But like all things cool in 2020, SEMA was canceled. But why let that kill the party? Toyo Tires still wanted to do something compelling for not only themselves but also for all the builders who invested untold hours, brain power and dollars designing and manufacturing their best work they had planned to debut at Toyo Treadpass 2020.
So the renowned Japanese tire company recreated the entire look and feel of the SEMA event in a warehouse in downtown Los Angeles, inviting a portion of the vehicles planned for Toyo Treadpass to display in all their glory. We’re talking everything from an apocalypse-prepped Jeep Gladiator wrapped in Open Country M/T rubber to a 1970 Chevrolet Chevelle SS muscle car and race-kitted Toyota GR Supra both in Proxes R888R tires to Nick Cannon’s blizzard-white dropped Rolls-Royce Cullinan (which begs the question: if you’re going to get the Cullinan SUV, why drop it? Why not just customize a Phantom or Wraith? Because you’re Nick Cannon, that’s why).
Our favorites? A crazy lowered 1993 Toyota 4Runner from Scott Kanemura that looked more like a unicorn drag racer (complete with tubular chassis) than off-roader, and a widebody 1955 Mercedes 300 SL — imagine having the audacity to take one of the most coveted, valuable vehicles on the planet and thinking you can improve it? In our opinion, S-Klub’s John Sarkisyan did just that.
Of course the only downside being Toyo couldn’t invite everyone to experience it in the flesh — so instead they set up a virtual experience to open up Toyo Treadpass beyond would-be SEMA attendees to eager tuner fans all around the world.
Utilizing a Google Street View-like 3D Player, for 2020 Toyo Treadpass enters the digital universe. At their site you’re able to wander through the venue embedded with hotspots — clickable via phone or laptop — loaded with details of every vehicle (e.g. all the specs, engine modifications, unique attributes, etc.). Virtually “walk” around each build and see it from any angle, take screen grabs, and even slip inside the cockpit. Detailed looks at the cabins offer zoomable views so you can scan around and explore incredible interior details — like the Louis XIII cognac bottle stashed in Sarkisyan’s aforementioned 300 SL.
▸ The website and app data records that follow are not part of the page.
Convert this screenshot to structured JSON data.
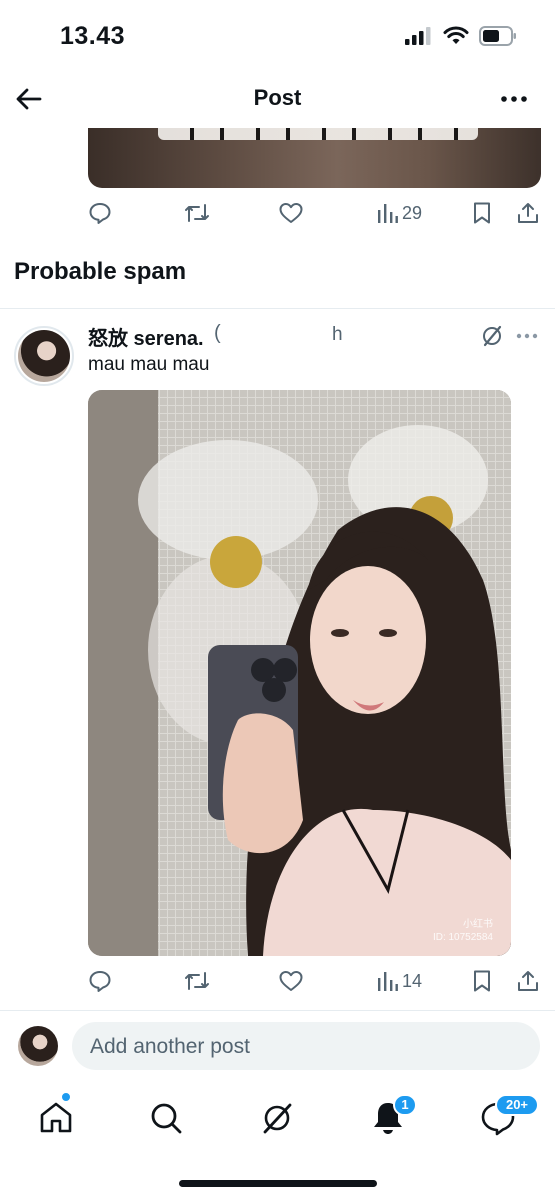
{
  "status": {
    "time": "13.43"
  },
  "nav": {
    "title": "Post"
  },
  "prev_post": {
    "views": "29"
  },
  "section": {
    "title": "Probable spam"
  },
  "post": {
    "author_name": "怒放 serena.",
    "handle_fragment": "(",
    "timestamp": "h",
    "text": "mau mau mau",
    "views": "14",
    "media_watermark": "小红书",
    "media_id": "ID: 10752584"
  },
  "reply": {
    "placeholder": "Add another post"
  },
  "tabs": {
    "notifications_badge": "1",
    "messages_badge": "20+"
  },
  "icons": {
    "status": [
      "signal-icon",
      "wifi-icon",
      "battery-icon"
    ],
    "nav": [
      "back-arrow-icon",
      "more-icon"
    ],
    "actions": [
      "reply-icon",
      "repost-icon",
      "like-icon",
      "views-icon",
      "bookmark-icon",
      "share-icon"
    ],
    "tabs": [
      "home-icon",
      "search-icon",
      "grok-icon",
      "notifications-icon",
      "messages-icon"
    ]
  },
  "colors": {
    "accent": "#1d9bf0",
    "text": "#0f1419",
    "secondary": "#536471",
    "input_bg": "#eff3f4"
  }
}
To make things even more interesting Toyo gamified the experience, stashing cartoon pins of the vehicles (highly coveted by collectors every year at SEMA) in “hotspots” within the online experience for fans to find and claim. These Easter eggs opened up the Toyo Treadpass further for everyone to enjoy, although most of the pins were snapped up within minutes of release. Fret not, some are still available via Toyo’s social media so keep an eye out there.